Data about app and page elements:
[Start of Attachment]
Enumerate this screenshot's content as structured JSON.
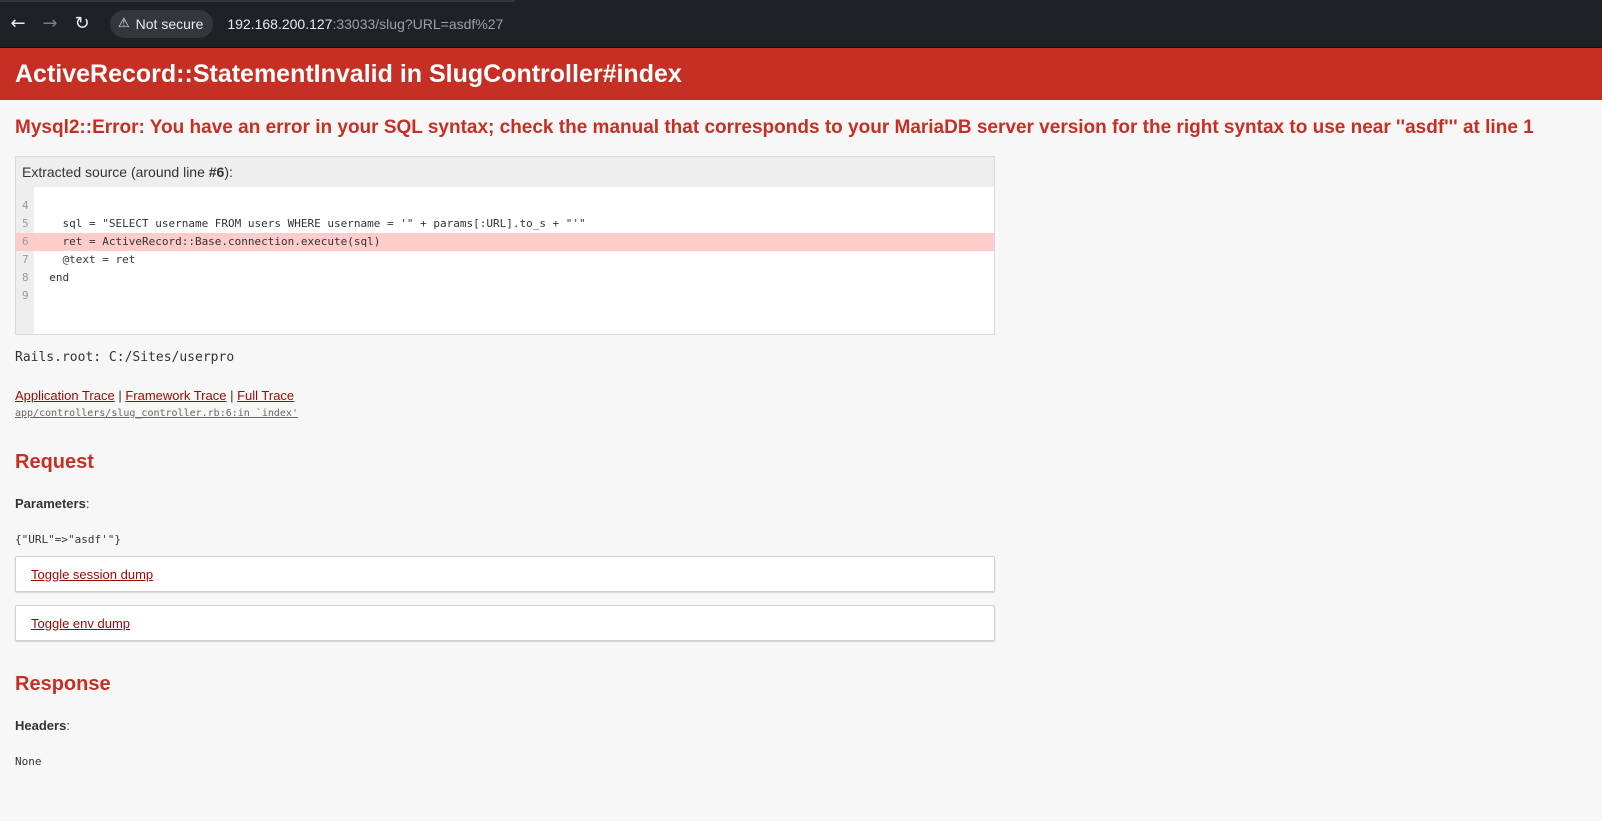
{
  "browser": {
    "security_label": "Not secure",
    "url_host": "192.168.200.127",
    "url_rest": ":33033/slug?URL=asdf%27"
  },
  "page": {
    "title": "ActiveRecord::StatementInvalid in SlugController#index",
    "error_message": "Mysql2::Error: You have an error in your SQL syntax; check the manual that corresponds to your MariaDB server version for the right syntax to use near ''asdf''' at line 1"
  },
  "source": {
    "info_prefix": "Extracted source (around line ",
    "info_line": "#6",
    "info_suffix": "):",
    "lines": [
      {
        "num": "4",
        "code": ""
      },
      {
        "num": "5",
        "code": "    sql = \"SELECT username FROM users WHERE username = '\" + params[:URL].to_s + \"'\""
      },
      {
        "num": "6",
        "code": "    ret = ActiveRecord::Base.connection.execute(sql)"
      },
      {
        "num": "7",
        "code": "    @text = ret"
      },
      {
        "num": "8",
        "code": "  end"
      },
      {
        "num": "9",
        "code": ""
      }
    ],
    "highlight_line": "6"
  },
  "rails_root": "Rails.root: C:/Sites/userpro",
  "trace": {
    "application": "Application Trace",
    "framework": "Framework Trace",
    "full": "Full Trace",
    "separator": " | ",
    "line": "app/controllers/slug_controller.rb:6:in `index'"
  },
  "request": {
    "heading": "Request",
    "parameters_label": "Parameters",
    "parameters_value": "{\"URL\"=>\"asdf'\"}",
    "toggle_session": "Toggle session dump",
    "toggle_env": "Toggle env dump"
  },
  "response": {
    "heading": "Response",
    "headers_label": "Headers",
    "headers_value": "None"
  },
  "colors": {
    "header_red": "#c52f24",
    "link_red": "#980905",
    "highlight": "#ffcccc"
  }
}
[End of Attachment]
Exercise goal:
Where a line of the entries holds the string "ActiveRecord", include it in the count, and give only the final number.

The completed task:
2